═════ AVAILABLE DATA

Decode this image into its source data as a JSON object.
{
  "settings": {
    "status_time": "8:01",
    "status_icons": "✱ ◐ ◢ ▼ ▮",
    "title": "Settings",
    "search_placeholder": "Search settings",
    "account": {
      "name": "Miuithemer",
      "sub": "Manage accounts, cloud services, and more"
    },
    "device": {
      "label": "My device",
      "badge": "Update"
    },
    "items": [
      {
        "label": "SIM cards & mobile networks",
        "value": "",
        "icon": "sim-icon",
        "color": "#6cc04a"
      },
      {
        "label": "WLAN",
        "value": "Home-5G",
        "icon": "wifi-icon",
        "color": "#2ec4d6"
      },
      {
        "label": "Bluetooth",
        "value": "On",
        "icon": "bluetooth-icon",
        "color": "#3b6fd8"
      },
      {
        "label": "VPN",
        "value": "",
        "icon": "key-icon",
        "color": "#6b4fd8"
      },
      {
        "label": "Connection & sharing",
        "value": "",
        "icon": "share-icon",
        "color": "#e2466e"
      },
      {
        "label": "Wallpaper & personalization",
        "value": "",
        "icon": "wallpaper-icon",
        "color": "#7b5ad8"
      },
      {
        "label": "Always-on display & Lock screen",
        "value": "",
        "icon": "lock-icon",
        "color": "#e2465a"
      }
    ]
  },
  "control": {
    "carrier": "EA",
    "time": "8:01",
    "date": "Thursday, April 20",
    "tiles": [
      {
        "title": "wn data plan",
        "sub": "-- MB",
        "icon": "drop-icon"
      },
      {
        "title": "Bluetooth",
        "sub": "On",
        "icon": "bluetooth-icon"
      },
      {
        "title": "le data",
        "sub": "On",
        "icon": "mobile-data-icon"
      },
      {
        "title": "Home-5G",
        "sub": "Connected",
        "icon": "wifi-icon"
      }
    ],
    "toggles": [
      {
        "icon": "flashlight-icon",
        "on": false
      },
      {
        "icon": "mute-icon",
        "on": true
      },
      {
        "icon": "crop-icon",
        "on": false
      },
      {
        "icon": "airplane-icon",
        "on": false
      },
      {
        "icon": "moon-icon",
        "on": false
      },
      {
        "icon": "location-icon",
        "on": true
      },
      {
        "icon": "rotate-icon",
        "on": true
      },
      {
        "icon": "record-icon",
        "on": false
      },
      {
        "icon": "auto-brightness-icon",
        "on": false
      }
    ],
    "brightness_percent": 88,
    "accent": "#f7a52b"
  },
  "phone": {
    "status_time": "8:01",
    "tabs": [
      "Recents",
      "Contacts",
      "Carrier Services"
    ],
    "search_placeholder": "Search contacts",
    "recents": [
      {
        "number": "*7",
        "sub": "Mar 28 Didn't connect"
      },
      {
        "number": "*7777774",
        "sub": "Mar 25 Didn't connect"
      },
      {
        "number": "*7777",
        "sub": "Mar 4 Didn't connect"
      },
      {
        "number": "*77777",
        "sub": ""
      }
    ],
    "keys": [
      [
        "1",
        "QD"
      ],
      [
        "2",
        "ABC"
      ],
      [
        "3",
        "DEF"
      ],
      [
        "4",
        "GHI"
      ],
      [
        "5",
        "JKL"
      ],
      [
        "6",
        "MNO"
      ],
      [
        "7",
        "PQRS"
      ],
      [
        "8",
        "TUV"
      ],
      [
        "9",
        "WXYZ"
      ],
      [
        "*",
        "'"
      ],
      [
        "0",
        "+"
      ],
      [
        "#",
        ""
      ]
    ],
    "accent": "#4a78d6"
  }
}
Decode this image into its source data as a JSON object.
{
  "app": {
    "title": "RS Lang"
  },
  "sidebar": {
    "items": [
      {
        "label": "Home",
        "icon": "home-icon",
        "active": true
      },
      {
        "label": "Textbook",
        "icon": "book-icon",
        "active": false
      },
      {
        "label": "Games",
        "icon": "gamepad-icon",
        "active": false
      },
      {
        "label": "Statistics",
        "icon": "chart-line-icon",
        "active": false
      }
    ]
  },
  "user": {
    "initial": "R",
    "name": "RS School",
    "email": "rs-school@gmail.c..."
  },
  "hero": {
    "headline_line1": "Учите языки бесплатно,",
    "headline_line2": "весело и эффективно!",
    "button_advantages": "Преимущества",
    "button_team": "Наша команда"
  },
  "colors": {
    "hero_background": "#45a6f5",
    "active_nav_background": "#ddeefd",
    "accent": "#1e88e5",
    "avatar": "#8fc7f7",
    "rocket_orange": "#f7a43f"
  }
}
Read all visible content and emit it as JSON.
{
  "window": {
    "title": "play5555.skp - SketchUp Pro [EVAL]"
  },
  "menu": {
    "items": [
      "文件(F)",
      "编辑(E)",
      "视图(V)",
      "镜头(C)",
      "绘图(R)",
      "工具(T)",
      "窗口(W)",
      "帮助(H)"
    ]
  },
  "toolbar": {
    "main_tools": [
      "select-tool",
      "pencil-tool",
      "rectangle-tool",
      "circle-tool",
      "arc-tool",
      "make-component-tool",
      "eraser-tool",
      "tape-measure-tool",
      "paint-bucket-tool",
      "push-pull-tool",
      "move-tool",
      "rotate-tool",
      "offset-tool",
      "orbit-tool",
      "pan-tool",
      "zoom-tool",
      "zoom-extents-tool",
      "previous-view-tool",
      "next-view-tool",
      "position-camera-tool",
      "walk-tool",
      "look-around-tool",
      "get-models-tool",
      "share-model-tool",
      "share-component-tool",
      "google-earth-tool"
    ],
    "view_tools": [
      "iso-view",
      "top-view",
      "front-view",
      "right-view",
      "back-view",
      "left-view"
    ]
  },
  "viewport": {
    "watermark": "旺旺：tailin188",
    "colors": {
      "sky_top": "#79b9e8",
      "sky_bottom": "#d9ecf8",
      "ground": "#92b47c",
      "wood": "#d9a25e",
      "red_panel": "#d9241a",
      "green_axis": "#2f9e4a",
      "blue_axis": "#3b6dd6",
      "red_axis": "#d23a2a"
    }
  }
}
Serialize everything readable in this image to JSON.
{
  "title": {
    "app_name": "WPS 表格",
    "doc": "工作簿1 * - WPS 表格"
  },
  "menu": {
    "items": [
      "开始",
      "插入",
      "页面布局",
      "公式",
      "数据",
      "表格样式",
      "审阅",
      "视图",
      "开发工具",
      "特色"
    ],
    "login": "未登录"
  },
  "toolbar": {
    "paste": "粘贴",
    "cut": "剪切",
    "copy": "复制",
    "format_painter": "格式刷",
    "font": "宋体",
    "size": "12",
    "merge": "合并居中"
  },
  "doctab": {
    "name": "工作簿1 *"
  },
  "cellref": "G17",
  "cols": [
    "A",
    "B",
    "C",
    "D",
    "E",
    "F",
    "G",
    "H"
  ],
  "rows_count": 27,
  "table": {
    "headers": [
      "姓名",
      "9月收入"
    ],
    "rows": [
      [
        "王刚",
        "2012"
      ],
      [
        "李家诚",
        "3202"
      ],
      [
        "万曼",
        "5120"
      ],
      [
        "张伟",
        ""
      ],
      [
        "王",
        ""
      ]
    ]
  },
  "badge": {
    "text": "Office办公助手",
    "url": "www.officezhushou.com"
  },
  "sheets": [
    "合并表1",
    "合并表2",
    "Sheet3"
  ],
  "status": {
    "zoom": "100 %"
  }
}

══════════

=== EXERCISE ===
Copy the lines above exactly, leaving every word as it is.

=== TASK SOLUTION ===
Decode this image into its source data as a JSON object.
{
  "settings": {
    "status_time": "8:01",
    "status_icons": "✱ ◐ ◢ ▼ ▮",
    "title": "Settings",
    "search_placeholder": "Search settings",
    "account": {
      "name": "Miuithemer",
      "sub": "Manage accounts, cloud services, and more"
    },
    "device": {
      "label": "My device",
      "badge": "Update"
    },
    "items": [
      {
        "label": "SIM cards & mobile networks",
        "value": "",
        "icon": "sim-icon",
        "color": "#6cc04a"
      },
      {
        "label": "WLAN",
        "value": "Home-5G",
        "icon": "wifi-icon",
        "color": "#2ec4d6"
      },
      {
        "label": "Bluetooth",
        "value": "On",
        "icon": "bluetooth-icon",
        "color": "#3b6fd8"
      },
      {
        "label": "VPN",
        "value": "",
        "icon": "key-icon",
        "color": "#6b4fd8"
      },
      {
        "label": "Connection & sharing",
        "value": "",
        "icon": "share-icon",
        "color": "#e2466e"
      },
      {
        "label": "Wallpaper & personalization",
        "value": "",
        "icon": "wallpaper-icon",
        "color": "#7b5ad8"
      },
      {
        "label": "Always-on display & Lock screen",
        "value": "",
        "icon": "lock-icon",
        "color": "#e2465a"
      }
    ]
  },
  "control": {
    "carrier": "EA",
    "time": "8:01",
    "date": "Thursday, April 20",
    "tiles": [
      {
        "title": "wn data plan",
        "sub": "-- MB",
        "icon": "drop-icon"
      },
      {
        "title": "Bluetooth",
        "sub": "On",
        "icon": "bluetooth-icon"
      },
      {
        "title": "le data",
        "sub": "On",
        "icon": "mobile-data-icon"
      },
      {
        "title": "Home-5G",
        "sub": "Connected",
        "icon": "wifi-icon"
      }
    ],
    "toggles": [
      {
        "icon": "flashlight-icon",
        "on": false
      },
      {
        "icon": "mute-icon",
        "on": true
      },
      {
        "icon": "crop-icon",
        "on": false
      },
      {
        "icon": "airplane-icon",
        "on": false
      },
      {
        "icon": "moon-icon",
        "on": false
      },
      {
        "icon": "location-icon",
        "on": true
      },
      {
        "icon": "rotate-icon",
        "on": true
      },
      {
        "icon": "record-icon",
        "on": false
      },
      {
        "icon": "auto-brightness-icon",
        "on": false
      }
    ],
    "brightness_percent": 88,
    "accent": "#f7a52b"
  },
  "phone": {
    "status_time": "8:01",
    "tabs": [
      "Recents",
      "Contacts",
      "Carrier Services"
    ],
    "search_placeholder": "Search contacts",
    "recents": [
      {
        "number": "*7",
        "sub": "Mar 28 Didn't connect"
      },
      {
        "number": "*7777774",
        "sub": "Mar 25 Didn't connect"
      },
      {
        "number": "*7777",
        "sub": "Mar 4 Didn't connect"
      },
      {
        "number": "*77777",
        "sub": ""
      }
    ],
    "keys": [
      [
        "1",
        "QD"
      ],
      [
        "2",
        "ABC"
      ],
      [
        "3",
        "DEF"
      ],
      [
        "4",
        "GHI"
      ],
      [
        "5",
        "JKL"
      ],
      [
        "6",
        "MNO"
      ],
      [
        "7",
        "PQRS"
      ],
      [
        "8",
        "TUV"
      ],
      [
        "9",
        "WXYZ"
      ],
      [
        "*",
        "'"
      ],
      [
        "0",
        "+"
      ],
      [
        "#",
        ""
      ]
    ],
    "accent": "#4a78d6"
  }
}
Decode this image into its source data as a JSON object.
{
  "app": {
    "title": "RS Lang"
  },
  "sidebar": {
    "items": [
      {
        "label": "Home",
        "icon": "home-icon",
        "active": true
      },
      {
        "label": "Textbook",
        "icon": "book-icon",
        "active": false
      },
      {
        "label": "Games",
        "icon": "gamepad-icon",
        "active": false
      },
      {
        "label": "Statistics",
        "icon": "chart-line-icon",
        "active": false
      }
    ]
  },
  "user": {
    "initial": "R",
    "name": "RS School",
    "email": "rs-school@gmail.c..."
  },
  "hero": {
    "headline_line1": "Учите языки бесплатно,",
    "headline_line2": "весело и эффективно!",
    "button_advantages": "Преимущества",
    "button_team": "Наша команда"
  },
  "colors": {
    "hero_background": "#45a6f5",
    "active_nav_background": "#ddeefd",
    "accent": "#1e88e5",
    "avatar": "#8fc7f7",
    "rocket_orange": "#f7a43f"
  }
}
Read all visible content and emit it as JSON.
{
  "window": {
    "title": "play5555.skp - SketchUp Pro [EVAL]"
  },
  "menu": {
    "items": [
      "文件(F)",
      "编辑(E)",
      "视图(V)",
      "镜头(C)",
      "绘图(R)",
      "工具(T)",
      "窗口(W)",
      "帮助(H)"
    ]
  },
  "toolbar": {
    "main_tools": [
      "select-tool",
      "pencil-tool",
      "rectangle-tool",
      "circle-tool",
      "arc-tool",
      "make-component-tool",
      "eraser-tool",
      "tape-measure-tool",
      "paint-bucket-tool",
      "push-pull-tool",
      "move-tool",
      "rotate-tool",
      "offset-tool",
      "orbit-tool",
      "pan-tool",
      "zoom-tool",
      "zoom-extents-tool",
      "previous-view-tool",
      "next-view-tool",
      "position-camera-tool",
      "walk-tool",
      "look-around-tool",
      "get-models-tool",
      "share-model-tool",
      "share-component-tool",
      "google-earth-tool"
    ],
    "view_tools": [
      "iso-view",
      "top-view",
      "front-view",
      "right-view",
      "back-view",
      "left-view"
    ]
  },
  "viewport": {
    "watermark": "旺旺：tailin188",
    "colors": {
      "sky_top": "#79b9e8",
      "sky_bottom": "#d9ecf8",
      "ground": "#92b47c",
      "wood": "#d9a25e",
      "red_panel": "#d9241a",
      "green_axis": "#2f9e4a",
      "blue_axis": "#3b6dd6",
      "red_axis": "#d23a2a"
    }
  }
}
Serialize everything readable in this image to JSON.
{
  "title": {
    "app_name": "WPS 表格",
    "doc": "工作簿1 * - WPS 表格"
  },
  "menu": {
    "items": [
      "开始",
      "插入",
      "页面布局",
      "公式",
      "数据",
      "表格样式",
      "审阅",
      "视图",
      "开发工具",
      "特色"
    ],
    "login": "未登录"
  },
  "toolbar": {
    "paste": "粘贴",
    "cut": "剪切",
    "copy": "复制",
    "format_painter": "格式刷",
    "font": "宋体",
    "size": "12",
    "merge": "合并居中"
  },
  "doctab": {
    "name": "工作簿1 *"
  },
  "cellref": "G17",
  "cols": [
    "A",
    "B",
    "C",
    "D",
    "E",
    "F",
    "G",
    "H"
  ],
  "rows_count": 27,
  "table": {
    "headers": [
      "姓名",
      "9月收入"
    ],
    "rows": [
      [
        "王刚",
        "2012"
      ],
      [
        "李家诚",
        "3202"
      ],
      [
        "万曼",
        "5120"
      ],
      [
        "张伟",
        ""
      ],
      [
        "王",
        ""
      ]
    ]
  },
  "badge": {
    "text": "Office办公助手",
    "url": "www.officezhushou.com"
  },
  "sheets": [
    "合并表1",
    "合并表2",
    "Sheet3"
  ],
  "status": {
    "zoom": "100 %"
  }
}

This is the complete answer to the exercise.